The task → In the entries below, every line that contains "keyword" must be located and copied.

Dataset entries

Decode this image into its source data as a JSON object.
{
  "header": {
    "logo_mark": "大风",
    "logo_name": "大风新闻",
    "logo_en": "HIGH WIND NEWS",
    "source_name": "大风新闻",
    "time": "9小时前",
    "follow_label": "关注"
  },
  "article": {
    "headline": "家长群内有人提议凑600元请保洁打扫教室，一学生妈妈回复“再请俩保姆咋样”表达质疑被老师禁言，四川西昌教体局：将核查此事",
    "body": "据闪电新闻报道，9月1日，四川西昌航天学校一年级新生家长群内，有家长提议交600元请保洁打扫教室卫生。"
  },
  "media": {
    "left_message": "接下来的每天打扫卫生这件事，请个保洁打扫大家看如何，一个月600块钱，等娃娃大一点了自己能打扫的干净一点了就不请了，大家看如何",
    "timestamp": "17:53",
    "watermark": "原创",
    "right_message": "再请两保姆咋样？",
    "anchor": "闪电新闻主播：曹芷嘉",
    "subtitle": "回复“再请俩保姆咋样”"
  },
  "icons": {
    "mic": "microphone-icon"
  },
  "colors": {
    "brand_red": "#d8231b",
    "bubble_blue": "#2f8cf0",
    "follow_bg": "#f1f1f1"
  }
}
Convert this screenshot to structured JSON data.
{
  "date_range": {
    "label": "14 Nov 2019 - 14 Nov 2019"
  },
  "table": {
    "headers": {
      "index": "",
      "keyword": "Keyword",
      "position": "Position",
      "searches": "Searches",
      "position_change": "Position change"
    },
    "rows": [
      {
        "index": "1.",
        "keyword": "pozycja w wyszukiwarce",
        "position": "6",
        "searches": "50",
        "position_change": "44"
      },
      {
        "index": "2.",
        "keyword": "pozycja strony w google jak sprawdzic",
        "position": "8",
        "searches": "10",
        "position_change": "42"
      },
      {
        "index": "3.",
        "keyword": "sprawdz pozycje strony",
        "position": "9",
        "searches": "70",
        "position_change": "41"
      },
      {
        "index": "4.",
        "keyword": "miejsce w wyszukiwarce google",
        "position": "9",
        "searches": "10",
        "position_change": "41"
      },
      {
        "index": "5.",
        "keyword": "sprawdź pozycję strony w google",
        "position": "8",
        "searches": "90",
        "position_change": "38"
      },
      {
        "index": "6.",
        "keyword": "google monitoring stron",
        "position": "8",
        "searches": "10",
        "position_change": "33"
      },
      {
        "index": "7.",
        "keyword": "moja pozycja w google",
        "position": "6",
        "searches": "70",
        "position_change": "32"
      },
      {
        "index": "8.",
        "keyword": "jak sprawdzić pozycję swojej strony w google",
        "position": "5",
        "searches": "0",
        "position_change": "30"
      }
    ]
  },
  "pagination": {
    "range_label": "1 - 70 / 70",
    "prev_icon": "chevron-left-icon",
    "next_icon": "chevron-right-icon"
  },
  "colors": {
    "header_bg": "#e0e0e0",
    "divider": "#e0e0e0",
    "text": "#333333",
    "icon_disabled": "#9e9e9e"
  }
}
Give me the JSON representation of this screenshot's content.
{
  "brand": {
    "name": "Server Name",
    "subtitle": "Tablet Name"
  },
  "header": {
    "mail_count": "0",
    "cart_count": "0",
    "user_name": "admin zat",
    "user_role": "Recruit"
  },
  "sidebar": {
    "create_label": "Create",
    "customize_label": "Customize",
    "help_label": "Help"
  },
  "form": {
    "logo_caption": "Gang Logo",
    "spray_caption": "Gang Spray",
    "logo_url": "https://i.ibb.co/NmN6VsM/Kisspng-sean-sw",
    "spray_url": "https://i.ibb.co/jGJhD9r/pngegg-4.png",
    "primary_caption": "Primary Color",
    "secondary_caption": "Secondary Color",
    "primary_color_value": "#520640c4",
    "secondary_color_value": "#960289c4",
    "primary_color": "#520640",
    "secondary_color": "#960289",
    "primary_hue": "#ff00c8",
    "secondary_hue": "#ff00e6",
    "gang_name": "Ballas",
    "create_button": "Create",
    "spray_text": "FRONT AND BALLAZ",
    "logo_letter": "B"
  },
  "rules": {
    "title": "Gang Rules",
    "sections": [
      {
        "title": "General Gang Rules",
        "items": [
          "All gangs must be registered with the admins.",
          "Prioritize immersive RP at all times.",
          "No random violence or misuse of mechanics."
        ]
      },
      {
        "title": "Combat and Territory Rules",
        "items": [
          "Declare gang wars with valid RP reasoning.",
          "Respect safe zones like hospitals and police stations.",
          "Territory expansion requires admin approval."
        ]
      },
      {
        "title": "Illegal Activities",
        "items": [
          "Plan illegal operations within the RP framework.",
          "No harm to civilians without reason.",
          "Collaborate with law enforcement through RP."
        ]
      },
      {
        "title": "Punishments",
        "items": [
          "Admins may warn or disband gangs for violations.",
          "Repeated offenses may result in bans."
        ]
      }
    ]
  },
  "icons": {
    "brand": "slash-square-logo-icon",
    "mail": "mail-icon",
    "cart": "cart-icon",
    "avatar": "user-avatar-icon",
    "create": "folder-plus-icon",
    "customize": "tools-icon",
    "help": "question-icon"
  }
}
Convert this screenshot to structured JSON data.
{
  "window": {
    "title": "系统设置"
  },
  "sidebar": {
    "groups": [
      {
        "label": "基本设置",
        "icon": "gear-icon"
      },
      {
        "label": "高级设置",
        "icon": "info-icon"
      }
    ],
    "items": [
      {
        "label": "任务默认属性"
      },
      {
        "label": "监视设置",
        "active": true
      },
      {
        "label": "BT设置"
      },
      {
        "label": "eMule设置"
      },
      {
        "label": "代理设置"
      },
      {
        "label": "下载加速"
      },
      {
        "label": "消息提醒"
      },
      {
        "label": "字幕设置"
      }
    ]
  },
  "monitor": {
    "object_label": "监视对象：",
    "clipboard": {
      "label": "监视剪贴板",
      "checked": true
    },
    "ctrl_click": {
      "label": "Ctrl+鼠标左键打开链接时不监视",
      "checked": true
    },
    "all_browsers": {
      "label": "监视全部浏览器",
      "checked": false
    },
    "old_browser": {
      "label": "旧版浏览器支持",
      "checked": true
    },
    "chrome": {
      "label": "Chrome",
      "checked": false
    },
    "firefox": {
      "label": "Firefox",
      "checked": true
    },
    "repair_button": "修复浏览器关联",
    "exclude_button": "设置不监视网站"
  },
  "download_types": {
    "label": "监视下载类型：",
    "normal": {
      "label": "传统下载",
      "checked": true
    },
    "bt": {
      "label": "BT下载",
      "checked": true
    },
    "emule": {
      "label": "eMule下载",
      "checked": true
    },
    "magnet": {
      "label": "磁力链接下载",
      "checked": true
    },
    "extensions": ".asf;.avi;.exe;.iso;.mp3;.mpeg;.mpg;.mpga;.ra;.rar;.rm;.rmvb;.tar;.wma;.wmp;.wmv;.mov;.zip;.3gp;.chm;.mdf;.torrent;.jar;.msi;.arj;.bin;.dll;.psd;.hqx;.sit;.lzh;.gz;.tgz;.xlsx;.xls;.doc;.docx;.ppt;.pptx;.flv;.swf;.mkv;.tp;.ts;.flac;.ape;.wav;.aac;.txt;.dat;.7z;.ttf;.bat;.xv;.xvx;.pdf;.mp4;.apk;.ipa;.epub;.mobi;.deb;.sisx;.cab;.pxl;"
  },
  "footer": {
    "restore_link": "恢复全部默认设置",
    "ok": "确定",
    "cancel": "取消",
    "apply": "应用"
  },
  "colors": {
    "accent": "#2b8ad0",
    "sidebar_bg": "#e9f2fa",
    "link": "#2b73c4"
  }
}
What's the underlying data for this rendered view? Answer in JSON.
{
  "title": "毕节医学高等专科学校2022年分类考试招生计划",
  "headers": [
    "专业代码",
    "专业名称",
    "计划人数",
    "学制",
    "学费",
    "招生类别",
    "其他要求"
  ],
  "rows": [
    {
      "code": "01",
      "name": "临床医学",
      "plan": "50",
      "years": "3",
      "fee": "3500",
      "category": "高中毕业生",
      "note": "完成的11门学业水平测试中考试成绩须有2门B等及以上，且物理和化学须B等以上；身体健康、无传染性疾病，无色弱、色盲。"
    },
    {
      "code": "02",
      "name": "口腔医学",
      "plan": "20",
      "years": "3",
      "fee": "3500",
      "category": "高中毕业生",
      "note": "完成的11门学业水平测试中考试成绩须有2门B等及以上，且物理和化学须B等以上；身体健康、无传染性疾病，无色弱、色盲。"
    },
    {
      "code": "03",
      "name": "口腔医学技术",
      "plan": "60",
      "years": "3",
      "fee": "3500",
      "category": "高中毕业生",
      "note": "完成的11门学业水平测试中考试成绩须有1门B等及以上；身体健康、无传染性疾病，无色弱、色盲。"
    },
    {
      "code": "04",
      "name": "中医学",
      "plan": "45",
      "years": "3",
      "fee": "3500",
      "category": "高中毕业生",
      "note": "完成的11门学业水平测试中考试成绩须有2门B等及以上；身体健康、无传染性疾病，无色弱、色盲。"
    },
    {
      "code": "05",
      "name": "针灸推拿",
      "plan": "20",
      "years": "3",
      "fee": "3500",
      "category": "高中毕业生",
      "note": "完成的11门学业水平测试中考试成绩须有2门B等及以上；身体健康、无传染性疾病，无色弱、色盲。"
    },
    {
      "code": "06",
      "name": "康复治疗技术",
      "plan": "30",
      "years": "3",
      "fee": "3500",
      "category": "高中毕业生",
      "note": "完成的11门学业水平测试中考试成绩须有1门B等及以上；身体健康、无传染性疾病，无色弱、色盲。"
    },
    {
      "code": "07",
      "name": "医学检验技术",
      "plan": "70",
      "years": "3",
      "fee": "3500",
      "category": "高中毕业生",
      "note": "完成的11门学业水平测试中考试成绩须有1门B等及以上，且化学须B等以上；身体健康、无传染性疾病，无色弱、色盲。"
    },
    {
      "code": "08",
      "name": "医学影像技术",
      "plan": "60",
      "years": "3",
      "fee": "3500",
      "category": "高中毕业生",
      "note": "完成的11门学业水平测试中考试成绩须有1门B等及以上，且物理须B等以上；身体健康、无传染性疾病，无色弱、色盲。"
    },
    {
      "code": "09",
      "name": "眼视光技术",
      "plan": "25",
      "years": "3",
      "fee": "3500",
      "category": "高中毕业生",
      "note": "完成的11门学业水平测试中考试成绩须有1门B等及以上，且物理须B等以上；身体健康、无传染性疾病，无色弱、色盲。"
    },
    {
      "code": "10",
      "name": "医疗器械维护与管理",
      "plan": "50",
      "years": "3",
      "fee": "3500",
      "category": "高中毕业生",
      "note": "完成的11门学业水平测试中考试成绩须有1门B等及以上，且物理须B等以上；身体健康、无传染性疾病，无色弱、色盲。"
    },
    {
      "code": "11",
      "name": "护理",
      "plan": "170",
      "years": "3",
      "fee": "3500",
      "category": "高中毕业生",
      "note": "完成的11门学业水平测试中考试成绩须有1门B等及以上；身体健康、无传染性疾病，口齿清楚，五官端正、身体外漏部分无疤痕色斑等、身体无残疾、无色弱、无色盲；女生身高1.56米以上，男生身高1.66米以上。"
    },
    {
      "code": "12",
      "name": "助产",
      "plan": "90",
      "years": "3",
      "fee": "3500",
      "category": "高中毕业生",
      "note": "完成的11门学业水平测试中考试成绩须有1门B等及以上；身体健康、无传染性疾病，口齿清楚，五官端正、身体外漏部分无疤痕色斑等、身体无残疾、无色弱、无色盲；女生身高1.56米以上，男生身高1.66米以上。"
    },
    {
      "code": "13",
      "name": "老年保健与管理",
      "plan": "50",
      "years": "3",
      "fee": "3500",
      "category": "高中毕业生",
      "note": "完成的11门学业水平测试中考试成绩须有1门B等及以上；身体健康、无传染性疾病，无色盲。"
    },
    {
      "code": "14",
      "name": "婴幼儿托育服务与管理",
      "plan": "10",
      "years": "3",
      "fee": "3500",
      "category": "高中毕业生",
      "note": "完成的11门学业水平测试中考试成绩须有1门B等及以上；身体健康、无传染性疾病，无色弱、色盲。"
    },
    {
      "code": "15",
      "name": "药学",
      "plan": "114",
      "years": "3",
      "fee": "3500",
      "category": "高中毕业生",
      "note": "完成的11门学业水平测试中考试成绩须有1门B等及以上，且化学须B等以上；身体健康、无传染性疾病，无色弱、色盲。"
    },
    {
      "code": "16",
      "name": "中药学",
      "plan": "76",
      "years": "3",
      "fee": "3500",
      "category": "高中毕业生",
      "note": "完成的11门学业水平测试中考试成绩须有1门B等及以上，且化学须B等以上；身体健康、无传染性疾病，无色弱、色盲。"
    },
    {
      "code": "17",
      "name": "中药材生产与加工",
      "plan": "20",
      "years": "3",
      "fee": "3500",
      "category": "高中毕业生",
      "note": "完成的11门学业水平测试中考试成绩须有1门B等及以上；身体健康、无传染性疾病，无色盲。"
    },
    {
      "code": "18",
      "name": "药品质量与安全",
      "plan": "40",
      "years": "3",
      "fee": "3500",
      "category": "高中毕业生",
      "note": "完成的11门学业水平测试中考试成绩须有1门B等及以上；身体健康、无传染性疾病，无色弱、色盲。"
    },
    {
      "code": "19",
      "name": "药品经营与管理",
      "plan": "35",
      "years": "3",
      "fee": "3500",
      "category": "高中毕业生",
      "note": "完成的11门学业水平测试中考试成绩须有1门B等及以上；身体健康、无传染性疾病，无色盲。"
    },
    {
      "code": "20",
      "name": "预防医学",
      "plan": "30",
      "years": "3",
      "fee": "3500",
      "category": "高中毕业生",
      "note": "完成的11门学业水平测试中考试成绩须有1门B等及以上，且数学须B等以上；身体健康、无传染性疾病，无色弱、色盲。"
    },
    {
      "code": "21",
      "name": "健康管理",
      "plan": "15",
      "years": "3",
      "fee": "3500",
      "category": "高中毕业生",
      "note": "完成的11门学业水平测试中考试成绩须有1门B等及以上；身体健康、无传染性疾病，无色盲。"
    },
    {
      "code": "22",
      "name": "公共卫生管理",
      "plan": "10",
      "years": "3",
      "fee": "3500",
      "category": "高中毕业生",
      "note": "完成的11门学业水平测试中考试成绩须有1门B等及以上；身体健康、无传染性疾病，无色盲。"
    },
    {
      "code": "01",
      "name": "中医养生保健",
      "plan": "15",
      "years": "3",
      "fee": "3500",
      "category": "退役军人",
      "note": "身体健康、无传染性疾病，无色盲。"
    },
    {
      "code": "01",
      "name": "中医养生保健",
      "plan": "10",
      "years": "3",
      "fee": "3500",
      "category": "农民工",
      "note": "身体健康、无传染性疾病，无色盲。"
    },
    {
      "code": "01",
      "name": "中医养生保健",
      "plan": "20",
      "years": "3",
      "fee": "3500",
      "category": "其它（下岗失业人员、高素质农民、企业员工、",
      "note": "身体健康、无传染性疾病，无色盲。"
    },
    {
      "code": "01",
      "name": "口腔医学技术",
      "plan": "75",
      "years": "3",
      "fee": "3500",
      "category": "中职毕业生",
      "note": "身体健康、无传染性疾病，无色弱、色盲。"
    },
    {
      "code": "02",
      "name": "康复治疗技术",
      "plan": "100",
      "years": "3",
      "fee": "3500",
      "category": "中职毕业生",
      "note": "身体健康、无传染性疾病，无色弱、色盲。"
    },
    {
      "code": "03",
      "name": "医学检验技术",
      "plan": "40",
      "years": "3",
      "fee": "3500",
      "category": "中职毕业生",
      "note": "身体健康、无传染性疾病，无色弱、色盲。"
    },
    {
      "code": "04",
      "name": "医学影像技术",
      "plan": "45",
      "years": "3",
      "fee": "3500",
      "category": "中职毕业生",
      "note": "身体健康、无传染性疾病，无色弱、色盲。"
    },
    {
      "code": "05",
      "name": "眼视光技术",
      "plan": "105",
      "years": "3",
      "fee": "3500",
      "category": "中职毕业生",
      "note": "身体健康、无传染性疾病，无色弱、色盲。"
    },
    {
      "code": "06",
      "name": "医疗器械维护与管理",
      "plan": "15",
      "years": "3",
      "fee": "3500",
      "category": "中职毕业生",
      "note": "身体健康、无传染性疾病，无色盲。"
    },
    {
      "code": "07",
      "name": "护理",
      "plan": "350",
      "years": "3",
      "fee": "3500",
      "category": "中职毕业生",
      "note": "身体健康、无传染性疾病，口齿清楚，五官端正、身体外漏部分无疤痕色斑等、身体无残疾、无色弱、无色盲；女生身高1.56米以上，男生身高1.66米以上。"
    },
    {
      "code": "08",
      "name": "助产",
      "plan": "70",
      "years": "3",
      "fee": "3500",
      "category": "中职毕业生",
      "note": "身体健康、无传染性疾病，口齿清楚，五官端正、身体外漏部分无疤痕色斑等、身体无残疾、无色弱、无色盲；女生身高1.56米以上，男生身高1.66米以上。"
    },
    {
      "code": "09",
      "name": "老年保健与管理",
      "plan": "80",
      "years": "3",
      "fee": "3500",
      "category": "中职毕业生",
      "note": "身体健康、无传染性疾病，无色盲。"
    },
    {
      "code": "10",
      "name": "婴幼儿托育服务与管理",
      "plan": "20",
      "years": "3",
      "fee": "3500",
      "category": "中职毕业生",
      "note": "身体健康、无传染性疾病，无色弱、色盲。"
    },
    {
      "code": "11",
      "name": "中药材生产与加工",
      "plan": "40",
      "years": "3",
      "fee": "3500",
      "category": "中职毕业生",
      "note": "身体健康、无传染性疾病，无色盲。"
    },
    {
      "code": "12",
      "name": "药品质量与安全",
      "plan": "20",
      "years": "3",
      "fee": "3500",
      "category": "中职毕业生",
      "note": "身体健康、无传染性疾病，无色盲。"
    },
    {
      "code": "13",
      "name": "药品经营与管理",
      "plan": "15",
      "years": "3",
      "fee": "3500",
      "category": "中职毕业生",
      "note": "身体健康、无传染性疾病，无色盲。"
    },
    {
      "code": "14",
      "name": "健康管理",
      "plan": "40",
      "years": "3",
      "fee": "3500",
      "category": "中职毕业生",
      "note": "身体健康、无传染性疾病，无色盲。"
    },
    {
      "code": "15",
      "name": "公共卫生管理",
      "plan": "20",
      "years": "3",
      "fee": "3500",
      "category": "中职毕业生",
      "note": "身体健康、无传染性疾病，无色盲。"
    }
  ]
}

Answer to the exercise →
      "keyword": "Keyword",
        "keyword": "pozycja w wyszukiwarce",
        "keyword": "pozycja strony w google jak sprawdzic",
        "keyword": "sprawdz pozycje strony",
        "keyword": "miejsce w wyszukiwarce google",
        "keyword": "sprawdź pozycję strony w google",
        "keyword": "google monitoring stron",
        "keyword": "moja pozycja w google",
        "keyword": "jak sprawdzić pozycję swojej strony w google",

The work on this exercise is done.